- Why is everyone German? When the character names were being introduced in the credits at the beginning, I asked myself that question. The answer turns out to be quite simple: the movie is based (amongst others) on the novel Menschen im Hotel (People in the Hotel) by Austrian-born writer Vicki Baum. I think that the original title would have been better suited for this movie, but then again Grand Hotel does sound more like an Oscar-winning movie. It’s nice that they kept the original character names and German feel though.
- Revolving doors have always been problematic. Can we just get rid of them already? This was probably the most relatable scene in the movie:
- I don’t really get what the fuss is with Greta Garbo and Joan Crawford. Well, I do and I don’t. The thing is, I’m really not a fan of the style standards back then… The whole crazy-thin Betty Boop eyebrows and heavy eyelids… I find it makes women look more like odd caricatures than anything else. Nonetheless, they were both suited for the part and I have absolutely nothing against them.

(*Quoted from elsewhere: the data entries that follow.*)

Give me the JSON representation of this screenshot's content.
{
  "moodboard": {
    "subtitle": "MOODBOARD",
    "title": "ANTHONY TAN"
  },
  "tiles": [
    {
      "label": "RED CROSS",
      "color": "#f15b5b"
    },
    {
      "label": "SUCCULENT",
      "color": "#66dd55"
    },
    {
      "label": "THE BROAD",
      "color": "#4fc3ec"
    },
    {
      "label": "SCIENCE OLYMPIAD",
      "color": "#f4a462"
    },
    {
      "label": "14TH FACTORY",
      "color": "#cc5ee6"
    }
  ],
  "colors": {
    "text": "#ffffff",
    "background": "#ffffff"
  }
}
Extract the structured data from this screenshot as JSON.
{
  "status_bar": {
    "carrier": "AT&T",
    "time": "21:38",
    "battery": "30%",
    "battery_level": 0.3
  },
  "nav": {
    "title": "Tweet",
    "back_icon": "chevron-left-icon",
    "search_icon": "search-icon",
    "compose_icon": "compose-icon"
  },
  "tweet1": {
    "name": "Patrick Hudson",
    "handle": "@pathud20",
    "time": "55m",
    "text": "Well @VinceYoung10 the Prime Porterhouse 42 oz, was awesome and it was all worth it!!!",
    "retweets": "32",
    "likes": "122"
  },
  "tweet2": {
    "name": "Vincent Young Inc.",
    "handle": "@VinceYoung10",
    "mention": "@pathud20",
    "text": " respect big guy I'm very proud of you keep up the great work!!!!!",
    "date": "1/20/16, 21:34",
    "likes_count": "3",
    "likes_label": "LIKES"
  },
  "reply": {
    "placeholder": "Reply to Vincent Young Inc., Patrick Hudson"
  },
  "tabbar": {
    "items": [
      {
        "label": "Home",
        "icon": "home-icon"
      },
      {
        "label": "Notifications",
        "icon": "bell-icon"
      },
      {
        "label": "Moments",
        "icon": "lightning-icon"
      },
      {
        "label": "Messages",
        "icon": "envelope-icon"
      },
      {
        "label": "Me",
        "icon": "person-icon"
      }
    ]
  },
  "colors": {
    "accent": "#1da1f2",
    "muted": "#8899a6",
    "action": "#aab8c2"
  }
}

If you watch the movie, you’ll notice that these two leading ladies never actually appear in a scene together. Apparently it was to avoid competition and one star outshining the other. Hm.
- Fun fact: The fifth Academy Awards Ceremony is also when Walt Disney got his first Oscar, a special mention for the creation of Mickey Mouse. It’s interesting to realize how long ago that was, and what an impact he still has today.
Overall, Grand Hotel is a very well put together movie with a great cast and an eye-catching set. The Academy knows what its talking about.